Darling increases ISA allowance
The amount of money you can put into an individual savings account (ISA) each year will increase from £7,200 to £10,200, it was revealed in chancellor Alistair Darling's 2009 Budget.
The new annual ISA allowance includes £5,100 that can be saved in a cash ISA – up from the current limit of £3,600. People aged 50 or over will be able to take advantage of the new limit from 6 October this year, while everyone else will have to wait until 6 April 2010.
So, the majority of savers will only be able to save up to £7,200 in an ISA, including £3,600 in cash, until the next tax year.
Chancellor Alistair Darling has defended the phased introduction of the new ISA allowance by saying this will “enable those who have retired or are beginning to prepare for retirement to move taxed savings into a tax-advantaged ISA, rewarding those who have saved by improving their returns”.
However, commentators branded the move as a “kick in the teeth” for the majority of savers.
Rumina Hassam, personal finance expert at uSwitch.com, says: “The government’s decision to increase the cash ISA limit by £1,500 to £5,100 for the over 50s is just another kick in the teeth for the majority of savers as they will have to wait even longer to benefit.
“There is no doubt that savers have been sacrificed as a result of the plummeting base rate, bringing savings rates to an all time low. However, this latest move could be too little too late as our research has shown that 4.3 million savers are already planning to ditch their ISAs this year, mainly due to plummeting interest rates.

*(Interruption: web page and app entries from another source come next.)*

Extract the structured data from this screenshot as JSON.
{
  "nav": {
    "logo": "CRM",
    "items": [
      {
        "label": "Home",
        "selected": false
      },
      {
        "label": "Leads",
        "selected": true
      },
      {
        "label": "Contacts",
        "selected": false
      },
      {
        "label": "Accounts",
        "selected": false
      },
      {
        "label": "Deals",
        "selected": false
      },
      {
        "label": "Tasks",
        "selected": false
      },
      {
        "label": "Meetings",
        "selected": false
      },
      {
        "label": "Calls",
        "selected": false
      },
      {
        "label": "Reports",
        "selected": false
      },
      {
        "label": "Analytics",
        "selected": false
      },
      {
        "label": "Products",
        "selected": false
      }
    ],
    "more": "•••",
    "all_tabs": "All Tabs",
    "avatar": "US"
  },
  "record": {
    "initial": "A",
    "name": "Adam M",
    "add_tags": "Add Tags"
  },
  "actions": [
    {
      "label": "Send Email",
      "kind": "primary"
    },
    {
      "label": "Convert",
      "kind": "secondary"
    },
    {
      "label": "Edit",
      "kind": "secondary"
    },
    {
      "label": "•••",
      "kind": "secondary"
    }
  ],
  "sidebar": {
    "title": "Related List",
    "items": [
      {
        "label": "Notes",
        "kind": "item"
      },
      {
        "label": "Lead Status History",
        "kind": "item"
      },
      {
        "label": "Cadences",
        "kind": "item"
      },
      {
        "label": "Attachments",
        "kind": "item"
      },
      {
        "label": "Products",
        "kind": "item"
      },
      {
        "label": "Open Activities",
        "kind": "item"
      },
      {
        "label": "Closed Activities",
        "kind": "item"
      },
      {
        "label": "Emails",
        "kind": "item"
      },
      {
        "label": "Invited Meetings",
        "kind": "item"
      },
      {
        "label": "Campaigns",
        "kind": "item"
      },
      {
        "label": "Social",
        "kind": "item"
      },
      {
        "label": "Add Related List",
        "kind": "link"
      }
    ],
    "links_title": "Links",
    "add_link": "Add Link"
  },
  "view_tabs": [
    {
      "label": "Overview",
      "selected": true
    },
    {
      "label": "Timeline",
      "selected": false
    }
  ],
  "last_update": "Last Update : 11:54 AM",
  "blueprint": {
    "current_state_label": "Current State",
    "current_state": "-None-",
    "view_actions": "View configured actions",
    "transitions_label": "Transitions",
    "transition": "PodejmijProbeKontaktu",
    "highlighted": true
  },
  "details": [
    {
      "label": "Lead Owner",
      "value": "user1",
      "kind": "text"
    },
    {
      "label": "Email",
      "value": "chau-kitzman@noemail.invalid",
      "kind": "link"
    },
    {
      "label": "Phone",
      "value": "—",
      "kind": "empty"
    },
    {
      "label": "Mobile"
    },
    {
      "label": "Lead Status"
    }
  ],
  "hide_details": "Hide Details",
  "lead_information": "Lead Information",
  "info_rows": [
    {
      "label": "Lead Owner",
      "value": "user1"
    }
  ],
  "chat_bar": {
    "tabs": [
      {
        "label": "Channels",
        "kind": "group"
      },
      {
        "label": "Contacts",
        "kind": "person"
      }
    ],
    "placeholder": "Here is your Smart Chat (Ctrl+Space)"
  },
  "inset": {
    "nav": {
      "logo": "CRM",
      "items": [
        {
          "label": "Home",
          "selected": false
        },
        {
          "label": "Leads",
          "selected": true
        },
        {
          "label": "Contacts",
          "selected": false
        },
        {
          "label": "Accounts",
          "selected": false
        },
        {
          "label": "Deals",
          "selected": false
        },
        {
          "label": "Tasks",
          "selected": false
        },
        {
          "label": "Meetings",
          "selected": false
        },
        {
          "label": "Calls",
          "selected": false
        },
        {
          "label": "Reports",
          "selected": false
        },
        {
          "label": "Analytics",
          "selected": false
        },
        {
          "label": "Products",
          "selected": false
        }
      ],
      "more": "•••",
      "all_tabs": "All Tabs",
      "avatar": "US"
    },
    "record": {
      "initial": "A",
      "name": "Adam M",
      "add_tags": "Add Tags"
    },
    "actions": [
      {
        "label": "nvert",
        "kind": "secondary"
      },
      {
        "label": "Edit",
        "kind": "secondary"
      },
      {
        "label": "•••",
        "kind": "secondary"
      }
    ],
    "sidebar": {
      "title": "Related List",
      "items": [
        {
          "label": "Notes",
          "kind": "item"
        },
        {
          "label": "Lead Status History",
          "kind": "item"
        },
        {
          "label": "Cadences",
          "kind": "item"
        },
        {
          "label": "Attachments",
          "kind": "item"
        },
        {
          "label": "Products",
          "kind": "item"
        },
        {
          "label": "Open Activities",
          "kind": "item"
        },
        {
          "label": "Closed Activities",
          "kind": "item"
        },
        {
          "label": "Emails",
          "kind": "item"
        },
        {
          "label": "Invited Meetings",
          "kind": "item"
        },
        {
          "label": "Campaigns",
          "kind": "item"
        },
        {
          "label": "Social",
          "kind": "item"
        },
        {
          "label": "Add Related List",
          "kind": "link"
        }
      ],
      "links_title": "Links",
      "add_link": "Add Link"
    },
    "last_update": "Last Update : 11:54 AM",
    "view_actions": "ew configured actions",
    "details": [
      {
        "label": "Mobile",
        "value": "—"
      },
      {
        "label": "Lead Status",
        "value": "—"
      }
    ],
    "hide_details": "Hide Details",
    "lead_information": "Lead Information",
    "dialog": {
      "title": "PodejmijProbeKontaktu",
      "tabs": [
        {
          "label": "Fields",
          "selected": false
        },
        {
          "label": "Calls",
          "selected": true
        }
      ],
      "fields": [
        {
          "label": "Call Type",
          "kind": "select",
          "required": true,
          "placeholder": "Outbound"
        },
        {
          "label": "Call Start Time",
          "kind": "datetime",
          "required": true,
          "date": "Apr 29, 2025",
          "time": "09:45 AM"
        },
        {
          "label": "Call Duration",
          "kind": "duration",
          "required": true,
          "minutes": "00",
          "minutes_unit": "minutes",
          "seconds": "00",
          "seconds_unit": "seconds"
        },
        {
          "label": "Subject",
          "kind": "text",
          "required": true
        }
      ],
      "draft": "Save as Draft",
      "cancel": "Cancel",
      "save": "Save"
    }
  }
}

"If all of these savers don’t have a sudden change of heart, providers are set to lose out on £9.5 billion as consumers withdraw their cash."
Around 17.1 million households in the UK do not use their cash ISA allowance meaning they have missed out on £2 billion of tax-free interest in the last year alone, according to Hassam.
So what will the new allowance mean in terms of the amount of additional interest you could earn?
At current interest rates, the annual benefit for a saver over the age of 50 putting in £5,100 this year equates to an additional interest of just £30.
If you opt for the highest currently available cash ISA rate of 3.61% gross AER for lump sum deposits you would earn £184.11 in tax-free interest if you used the new maximum cash ISA limit – that’s an additional tax-free interest of £54.15 compared to what you would earn using the current limit of £3,600.
However, at the lowest currently available cash ISA rate of 0.05% gross AER, the increase would only give you an additional tax-free interest of £7.50.
There are limits to how much you can invest in any tax year. For 2011/12, the limit is £10,680. Of that, the maximum you can invest in cash is £5,340 and the balance of £5,340 can be invested in shares (individual company shares or investment funds). If you don’t take the cash ISA allowance, you can invest up to £10,680 into a stocks and shares ISA.
Invidivual Savings Accounts were introduced on 6 April 1999 to replace personal equity plans (PEPs) and tax-exempt special savings accounts (TESSAs) with one plan that covered both stockmarket and savings products, the returns from which are tax-exempt. The ISA is not in itself an investment product. Rather, it’s a tax-free “wrapper” in which you place investments and savings up to a specified annual allowance where the returns (capital growth, dividends, interest) are tax-exempt (you don’t have to declare ISAs and their contents on your tax return). However, any dividends are taxed within the investment, and that can’t be reclaimed.
Also referred to as the bank rate or the minimum lending rate, the Bank of England base rate is the lowest rate the Bank uses to discount bills of exchange. This affects consumers as it is used by mainstream lenders and banks as the basis for calculating interest rates on mortgages, loans and savings.
Where APR is the rate charged for money borrowed, Annual equivalent rate is how interest is calculated on money saved. The AER takes into account the frequency the product pays interest and how that interest compounds. So, if two savings products pay the same rate of interest but one pays interest more frequently, that account compounds the interest more frequently and will have a higher AER.